== DATA EXCERPTS
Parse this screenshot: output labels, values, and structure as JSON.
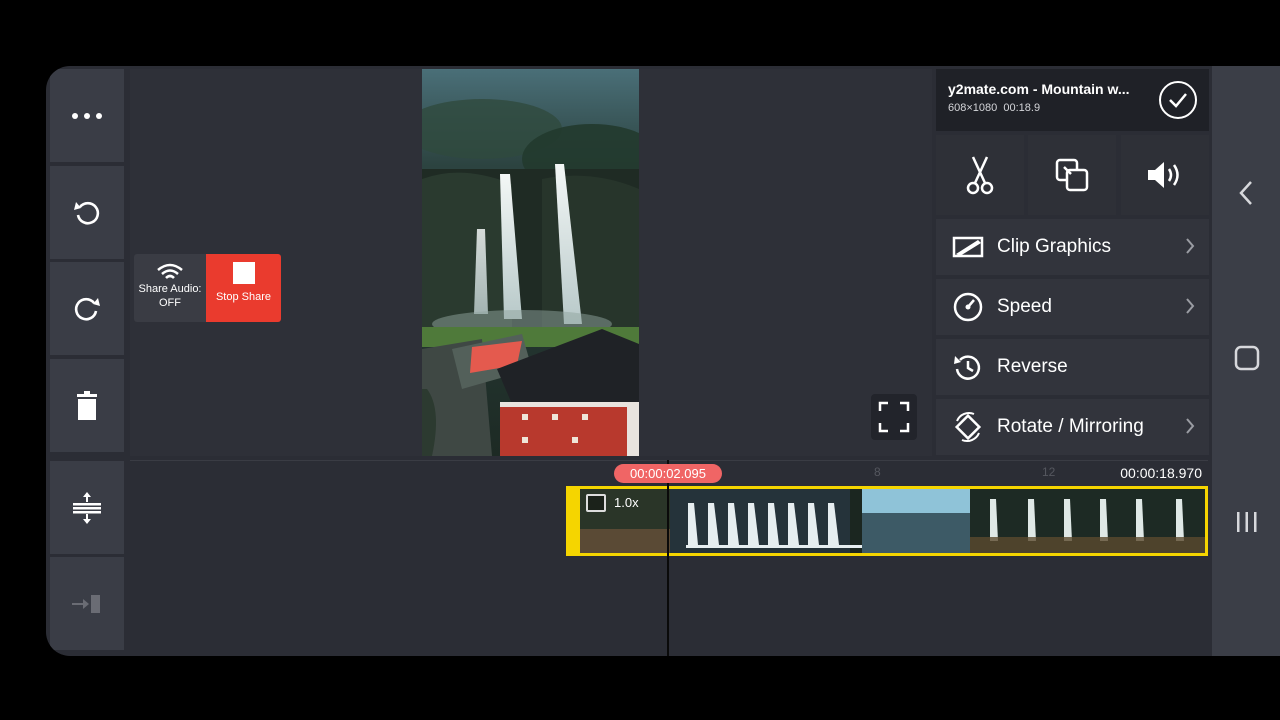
{
  "left_toolbar": {
    "icons": [
      "more-icon",
      "undo-icon",
      "redo-icon",
      "trash-icon",
      "timeline-adjust-icon",
      "insert-icon"
    ]
  },
  "share_widget": {
    "share_audio_label": "Share Audio:",
    "share_audio_state": "OFF",
    "stop_share_label": "Stop Share"
  },
  "clip": {
    "title": "y2mate.com - Mountain w...",
    "dimensions": "608×1080",
    "duration": "00:18.9"
  },
  "tools": [
    "scissors-icon",
    "layer-icon",
    "volume-icon"
  ],
  "menu": [
    {
      "label": "Clip Graphics",
      "icon": "clip-graphics-icon",
      "has_arrow": true
    },
    {
      "label": "Speed",
      "icon": "speed-icon",
      "has_arrow": true
    },
    {
      "label": "Reverse",
      "icon": "reverse-icon",
      "has_arrow": false
    },
    {
      "label": "Rotate / Mirroring",
      "icon": "rotate-icon",
      "has_arrow": true
    }
  ],
  "timeline": {
    "playhead_time": "00:00:02.095",
    "end_time": "00:00:18.970",
    "ticks": [
      "8",
      "12"
    ],
    "clip_speed": "1.0x"
  },
  "colors": {
    "background": "#2b2d35",
    "accent_yellow": "#f5d500",
    "playhead_red": "#f06565",
    "stop_share_red": "#ea3b2e"
  }
}
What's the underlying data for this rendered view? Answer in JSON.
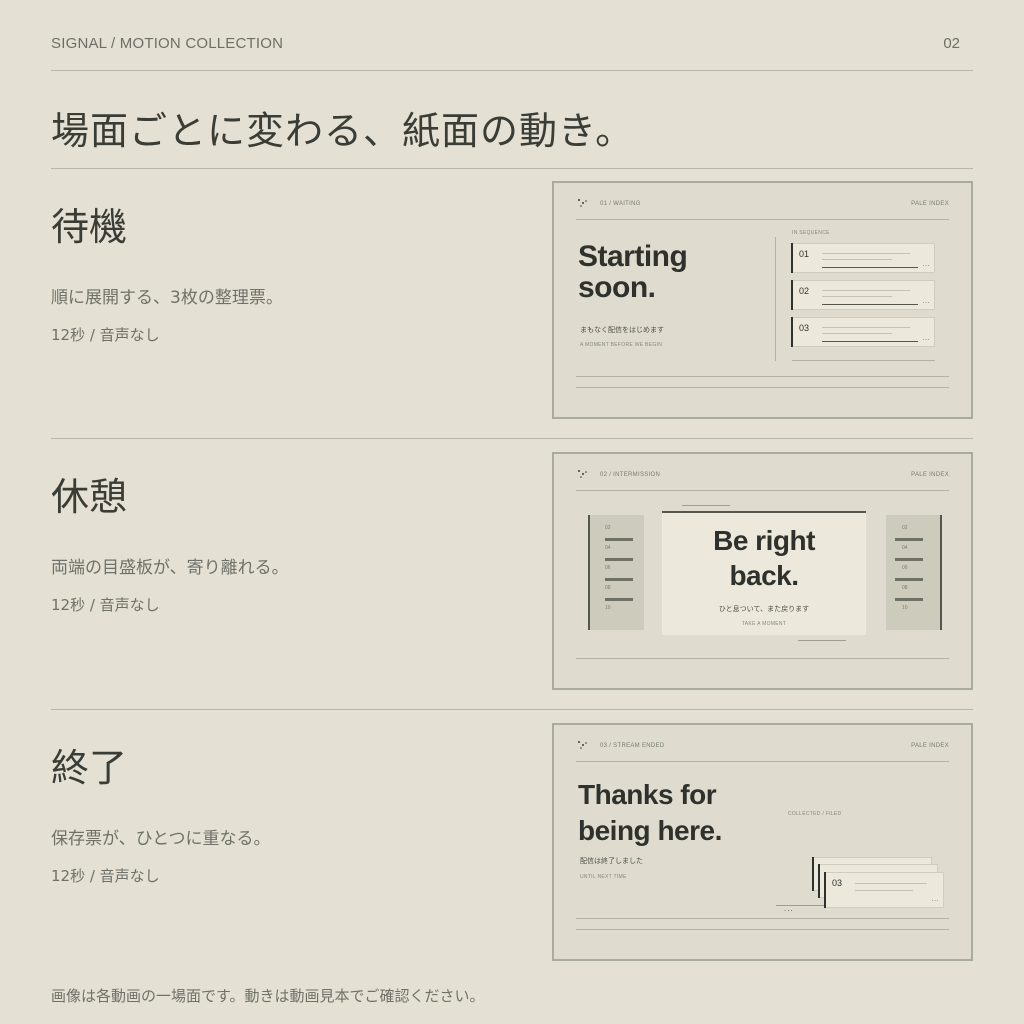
{
  "header": {
    "brand": "SIGNAL / MOTION COLLECTION",
    "page": "02"
  },
  "headline": "場面ごとに変わる、紙面の動き。",
  "sections": [
    {
      "title": "待機",
      "description": "順に展開する、3枚の整理票。",
      "meta": "12秒 / 音声なし",
      "preview": {
        "tag": "01 / WAITING",
        "index": "PALE INDEX",
        "title_line1": "Starting",
        "title_line2": "soon.",
        "subtitle_jp": "まもなく配信をはじめます",
        "subtitle_en": "A MOMENT BEFORE WE BEGIN",
        "sequence_label": "IN SEQUENCE",
        "cards": [
          "01",
          "02",
          "03"
        ],
        "dots": "..."
      }
    },
    {
      "title": "休憩",
      "description": "両端の目盛板が、寄り離れる。",
      "meta": "12秒 / 音声なし",
      "preview": {
        "tag": "02 / INTERMISSION",
        "index": "PALE INDEX",
        "title_line1": "Be right",
        "title_line2": "back.",
        "subtitle_jp": "ひと息ついて、また戻ります",
        "subtitle_en": "TAKE A MOMENT",
        "ruler_left": [
          "02",
          "04",
          "06",
          "08",
          "10"
        ],
        "ruler_right": [
          "02",
          "04",
          "06",
          "08",
          "10"
        ]
      }
    },
    {
      "title": "終了",
      "description": "保存票が、ひとつに重なる。",
      "meta": "12秒 / 音声なし",
      "preview": {
        "tag": "03 / STREAM ENDED",
        "index": "PALE INDEX",
        "title_line1": "Thanks for",
        "title_line2": "being here.",
        "subtitle_jp": "配信は終了しました",
        "subtitle_en": "UNTIL NEXT TIME",
        "stack_label": "COLLECTED / FILED",
        "stack_number": "03",
        "dots": "..."
      }
    }
  ],
  "footnote": "画像は各動画の一場面です。動きは動画見本でご確認ください。",
  "colors": {
    "background": "#e4e0d3",
    "ink": "#3a3d36",
    "muted": "#6f7168",
    "rule": "#b7b6a7",
    "panel_border": "#a9ab9b"
  }
}
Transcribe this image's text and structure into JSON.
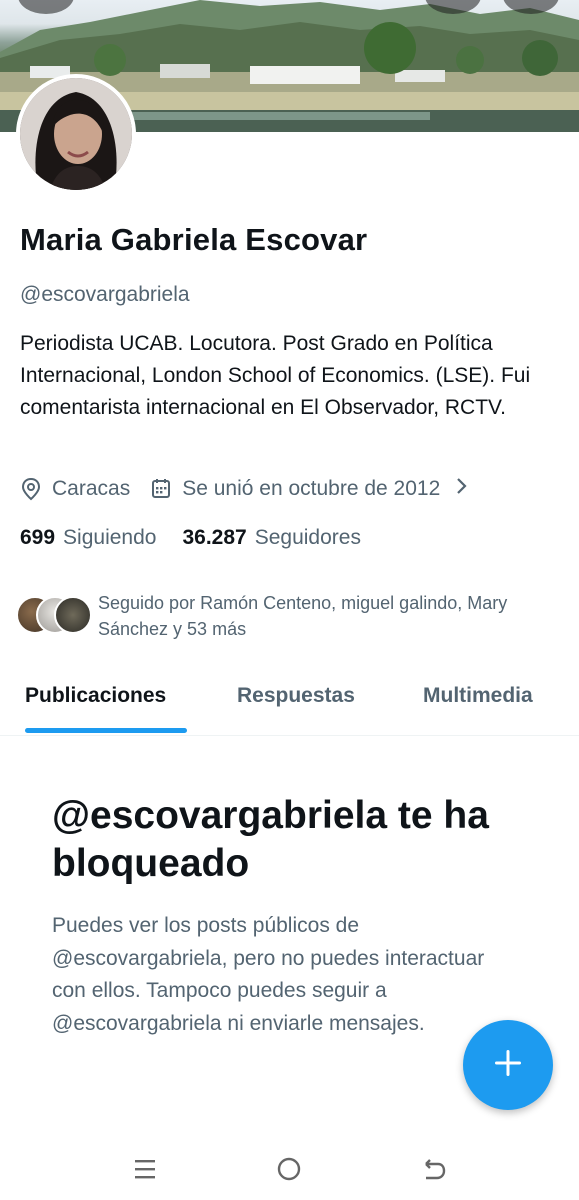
{
  "profile": {
    "name": "Maria Gabriela Escovar",
    "handle": "@escovargabriela",
    "bio": "Periodista UCAB. Locutora. Post Grado en Política Internacional, London School of Economics. (LSE). Fui comentarista internacional en El Observador, RCTV.",
    "location": "Caracas",
    "joined": "Se unió en octubre de 2012",
    "following_count": "699",
    "following_label": "Siguiendo",
    "followers_count": "36.287",
    "followers_label": "Seguidores",
    "followed_by": "Seguido por Ramón Centeno, miguel galindo, Mary Sánchez y 53 más"
  },
  "tabs": [
    {
      "label": "Publicaciones",
      "active": true
    },
    {
      "label": "Respuestas",
      "active": false
    },
    {
      "label": "Multimedia",
      "active": false
    }
  ],
  "blocked": {
    "title": "@escovargabriela te ha bloqueado",
    "description": "Puedes ver los posts públicos de @escovargabriela, pero no puedes interactuar con ellos. Tampoco puedes seguir a @escovargabriela ni enviarle mensajes."
  },
  "icons": {
    "location": "location-pin-icon",
    "calendar": "calendar-icon",
    "chevron": "chevron-right-icon",
    "fab": "plus-icon",
    "nav_recent": "recent-apps-icon",
    "nav_home": "home-circle-icon",
    "nav_back": "back-arrow-icon"
  },
  "colors": {
    "accent": "#1d9bf0",
    "text_primary": "#0f1419",
    "text_secondary": "#536471"
  }
}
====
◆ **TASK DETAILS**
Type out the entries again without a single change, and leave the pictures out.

◆ **COMPLETED EXERCISE**
Parse this screenshot: output labels, values, and structure as JSON.
{
  "left_toolbar": {
    "icons": [
      "more-icon",
      "undo-icon",
      "redo-icon",
      "trash-icon",
      "timeline-adjust-icon",
      "insert-icon"
    ]
  },
  "share_widget": {
    "share_audio_label": "Share Audio:",
    "share_audio_state": "OFF",
    "stop_share_label": "Stop Share"
  },
  "clip": {
    "title": "y2mate.com - Mountain w...",
    "dimensions": "608×1080",
    "duration": "00:18.9"
  },
  "tools": [
    "scissors-icon",
    "layer-icon",
    "volume-icon"
  ],
  "menu": [
    {
      "label": "Clip Graphics",
      "icon": "clip-graphics-icon",
      "has_arrow": true
    },
    {
      "label": "Speed",
      "icon": "speed-icon",
      "has_arrow": true
    },
    {
      "label": "Reverse",
      "icon": "reverse-icon",
      "has_arrow": false
    },
    {
      "label": "Rotate / Mirroring",
      "icon": "rotate-icon",
      "has_arrow": true
    }
  ],
  "timeline": {
    "playhead_time": "00:00:02.095",
    "end_time": "00:00:18.970",
    "ticks": [
      "8",
      "12"
    ],
    "clip_speed": "1.0x"
  },
  "colors": {
    "background": "#2b2d35",
    "accent_yellow": "#f5d500",
    "playhead_red": "#f06565",
    "stop_share_red": "#ea3b2e"
  }
}
What's the underlying data for this rendered view? Answer in JSON.
{
  "header": {
    "brand": "SIGNAL / MOTION COLLECTION",
    "page": "02"
  },
  "headline": "場面ごとに変わる、紙面の動き。",
  "sections": [
    {
      "title": "待機",
      "description": "順に展開する、3枚の整理票。",
      "meta": "12秒 / 音声なし",
      "preview": {
        "tag": "01 / WAITING",
        "index": "PALE INDEX",
        "title_line1": "Starting",
        "title_line2": "soon.",
        "subtitle_jp": "まもなく配信をはじめます",
        "subtitle_en": "A MOMENT BEFORE WE BEGIN",
        "sequence_label": "IN SEQUENCE",
        "cards": [
          "01",
          "02",
          "03"
        ],
        "dots": "..."
      }
    },
    {
      "title": "休憩",
      "description": "両端の目盛板が、寄り離れる。",
      "meta": "12秒 / 音声なし",
      "preview": {
        "tag": "02 / INTERMISSION",
        "index": "PALE INDEX",
        "title_line1": "Be right",
        "title_line2": "back.",
        "subtitle_jp": "ひと息ついて、また戻ります",
        "subtitle_en": "TAKE A MOMENT",
        "ruler_left": [
          "02",
          "04",
          "06",
          "08",
          "10"
        ],
        "ruler_right": [
          "02",
          "04",
          "06",
          "08",
          "10"
        ]
      }
    },
    {
      "title": "終了",
      "description": "保存票が、ひとつに重なる。",
      "meta": "12秒 / 音声なし",
      "preview": {
        "tag": "03 / STREAM ENDED",
        "index": "PALE INDEX",
        "title_line1": "Thanks for",
        "title_line2": "being here.",
        "subtitle_jp": "配信は終了しました",
        "subtitle_en": "UNTIL NEXT TIME",
        "stack_label": "COLLECTED / FILED",
        "stack_number": "03",
        "dots": "..."
      }
    }
  ],
  "footnote": "画像は各動画の一場面です。動きは動画見本でご確認ください。",
  "colors": {
    "background": "#e4e0d3",
    "ink": "#3a3d36",
    "muted": "#6f7168",
    "rule": "#b7b6a7",
    "panel_border": "#a9ab9b"
  }
}
Transcribe this image's text and structure into JSON.
{
  "profile": {
    "name": "Maria Gabriela Escovar",
    "handle": "@escovargabriela",
    "bio": "Periodista UCAB. Locutora. Post Grado en Política Internacional, London School of Economics. (LSE). Fui comentarista internacional en El Observador, RCTV.",
    "location": "Caracas",
    "joined": "Se unió en octubre de 2012",
    "following_count": "699",
    "following_label": "Siguiendo",
    "followers_count": "36.287",
    "followers_label": "Seguidores",
    "followed_by": "Seguido por Ramón Centeno, miguel galindo, Mary Sánchez y 53 más"
  },
  "tabs": [
    {
      "label": "Publicaciones",
      "active": true
    },
    {
      "label": "Respuestas",
      "active": false
    },
    {
      "label": "Multimedia",
      "active": false
    }
  ],
  "blocked": {
    "title": "@escovargabriela te ha bloqueado",
    "description": "Puedes ver los posts públicos de @escovargabriela, pero no puedes interactuar con ellos. Tampoco puedes seguir a @escovargabriela ni enviarle mensajes."
  },
  "icons": {
    "location": "location-pin-icon",
    "calendar": "calendar-icon",
    "chevron": "chevron-right-icon",
    "fab": "plus-icon",
    "nav_recent": "recent-apps-icon",
    "nav_home": "home-circle-icon",
    "nav_back": "back-arrow-icon"
  },
  "colors": {
    "accent": "#1d9bf0",
    "text_primary": "#0f1419",
    "text_secondary": "#536471"
  }
}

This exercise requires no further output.